[DATA EXTRACTS]
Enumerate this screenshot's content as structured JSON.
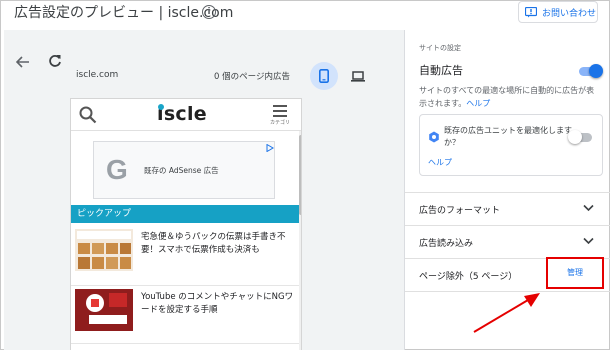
{
  "header": {
    "title": "広告設定のプレビュー | iscle.com",
    "info_icon": "i",
    "contact_label": "お問い合わせ"
  },
  "preview": {
    "url": "iscle.com",
    "ad_count": "0 個のページ内広告",
    "site": {
      "logo_text": "iscle",
      "menu_caption": "カテゴリ",
      "ad_text": "既存の AdSense 広告",
      "ad_logo": "G",
      "pickup_label": "ピックアップ",
      "articles": [
        {
          "text": "宅急便＆ゆうパックの伝票は手書き不要！スマホで伝票作成も決済も"
        },
        {
          "text": "YouTube のコメントやチャットにNGワードを設定する手順"
        }
      ]
    }
  },
  "settings": {
    "section_label": "サイトの設定",
    "auto_ads_label": "自動広告",
    "auto_ads_enabled": true,
    "auto_ads_desc": "サイトのすべての最適な場所に自動的に広告が表示されます。",
    "help_label": "ヘルプ",
    "optimize_text": "既存の広告ユニットを最適化しますか？",
    "optimize_enabled": false,
    "optimize_help": "ヘルプ",
    "rows": [
      {
        "label": "広告のフォーマット"
      },
      {
        "label": "広告読み込み"
      }
    ],
    "page_exclusion_label": "ページ除外（5 ページ）",
    "manage_label": "管理"
  },
  "colors": {
    "accent": "#1a73e8",
    "pickup": "#16a1c5",
    "highlight": "#e50000"
  }
}
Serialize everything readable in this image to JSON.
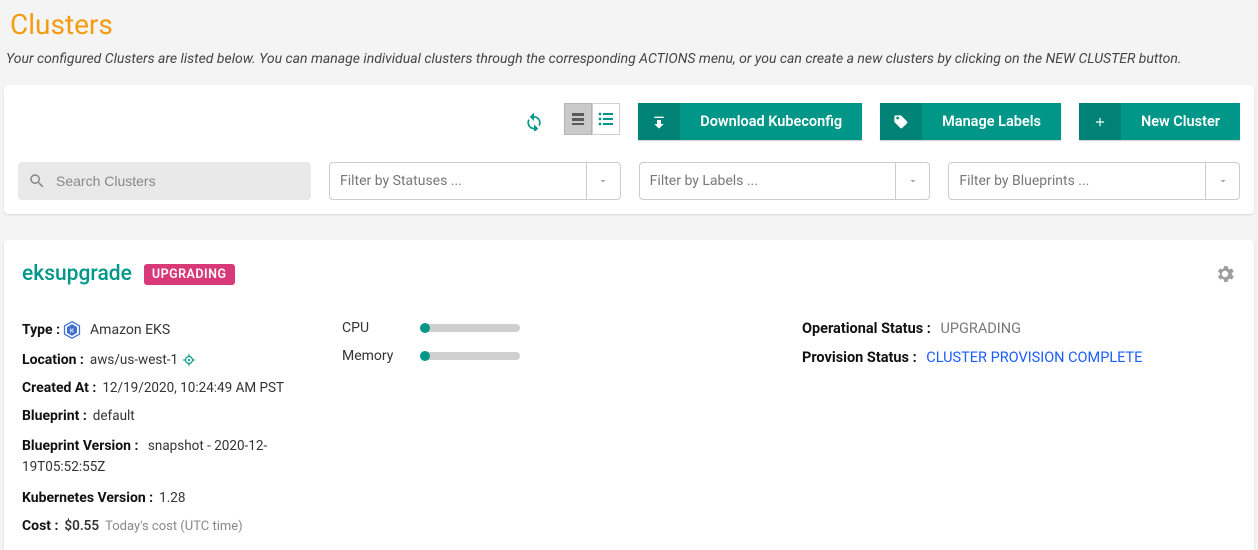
{
  "header": {
    "title": "Clusters",
    "subtitle": "Your configured Clusters are listed below. You can manage individual clusters through the corresponding ACTIONS menu, or you can create a new clusters by clicking on the NEW CLUSTER button."
  },
  "toolbar": {
    "download_kubeconfig": "Download Kubeconfig",
    "manage_labels": "Manage Labels",
    "new_cluster": "New Cluster"
  },
  "filters": {
    "search_placeholder": "Search Clusters",
    "status_placeholder": "Filter by Statuses ...",
    "labels_placeholder": "Filter by Labels ...",
    "blueprints_placeholder": "Filter by Blueprints ..."
  },
  "cluster": {
    "name": "eksupgrade",
    "badge": "UPGRADING",
    "labels": {
      "type": "Type :",
      "location": "Location :",
      "created_at": "Created At :",
      "blueprint": "Blueprint :",
      "blueprint_version": "Blueprint Version :",
      "k8s_version": "Kubernetes Version :",
      "cost": "Cost :",
      "cpu": "CPU",
      "memory": "Memory",
      "op_status": "Operational Status :",
      "prov_status": "Provision Status :"
    },
    "values": {
      "type": "Amazon EKS",
      "location": "aws/us-west-1",
      "created_at": "12/19/2020, 10:24:49 AM PST",
      "blueprint": "default",
      "blueprint_version": "snapshot - 2020-12-19T05:52:55Z",
      "k8s_version": "1.28",
      "cost": "$0.55",
      "cost_note": "Today's cost (UTC time)",
      "op_status": "UPGRADING",
      "prov_status": "CLUSTER PROVISION COMPLETE"
    },
    "meters": {
      "cpu_pct": 0,
      "memory_pct": 0
    }
  }
}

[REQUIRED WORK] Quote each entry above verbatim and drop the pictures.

[RESPONSE TO THIS TASK]
Enumerate this screenshot's content as structured JSON.
{
  "header": {
    "title": "広告設定のプレビュー | iscle.com",
    "info_icon": "i",
    "contact_label": "お問い合わせ"
  },
  "preview": {
    "url": "iscle.com",
    "ad_count": "0 個のページ内広告",
    "site": {
      "logo_text": "iscle",
      "menu_caption": "カテゴリ",
      "ad_text": "既存の AdSense 広告",
      "ad_logo": "G",
      "pickup_label": "ピックアップ",
      "articles": [
        {
          "text": "宅急便＆ゆうパックの伝票は手書き不要！スマホで伝票作成も決済も"
        },
        {
          "text": "YouTube のコメントやチャットにNGワードを設定する手順"
        }
      ]
    }
  },
  "settings": {
    "section_label": "サイトの設定",
    "auto_ads_label": "自動広告",
    "auto_ads_enabled": true,
    "auto_ads_desc": "サイトのすべての最適な場所に自動的に広告が表示されます。",
    "help_label": "ヘルプ",
    "optimize_text": "既存の広告ユニットを最適化しますか？",
    "optimize_enabled": false,
    "optimize_help": "ヘルプ",
    "rows": [
      {
        "label": "広告のフォーマット"
      },
      {
        "label": "広告読み込み"
      }
    ],
    "page_exclusion_label": "ページ除外（5 ページ）",
    "manage_label": "管理"
  },
  "colors": {
    "accent": "#1a73e8",
    "pickup": "#16a1c5",
    "highlight": "#e50000"
  }
}
Serialize everything readable in this image to JSON.
{
  "header": {
    "title": "Clusters",
    "subtitle": "Your configured Clusters are listed below. You can manage individual clusters through the corresponding ACTIONS menu, or you can create a new clusters by clicking on the NEW CLUSTER button."
  },
  "toolbar": {
    "download_kubeconfig": "Download Kubeconfig",
    "manage_labels": "Manage Labels",
    "new_cluster": "New Cluster"
  },
  "filters": {
    "search_placeholder": "Search Clusters",
    "status_placeholder": "Filter by Statuses ...",
    "labels_placeholder": "Filter by Labels ...",
    "blueprints_placeholder": "Filter by Blueprints ..."
  },
  "cluster": {
    "name": "eksupgrade",
    "badge": "UPGRADING",
    "labels": {
      "type": "Type :",
      "location": "Location :",
      "created_at": "Created At :",
      "blueprint": "Blueprint :",
      "blueprint_version": "Blueprint Version :",
      "k8s_version": "Kubernetes Version :",
      "cost": "Cost :",
      "cpu": "CPU",
      "memory": "Memory",
      "op_status": "Operational Status :",
      "prov_status": "Provision Status :"
    },
    "values": {
      "type": "Amazon EKS",
      "location": "aws/us-west-1",
      "created_at": "12/19/2020, 10:24:49 AM PST",
      "blueprint": "default",
      "blueprint_version": "snapshot - 2020-12-19T05:52:55Z",
      "k8s_version": "1.28",
      "cost": "$0.55",
      "cost_note": "Today's cost (UTC time)",
      "op_status": "UPGRADING",
      "prov_status": "CLUSTER PROVISION COMPLETE"
    },
    "meters": {
      "cpu_pct": 0,
      "memory_pct": 0
    }
  }
}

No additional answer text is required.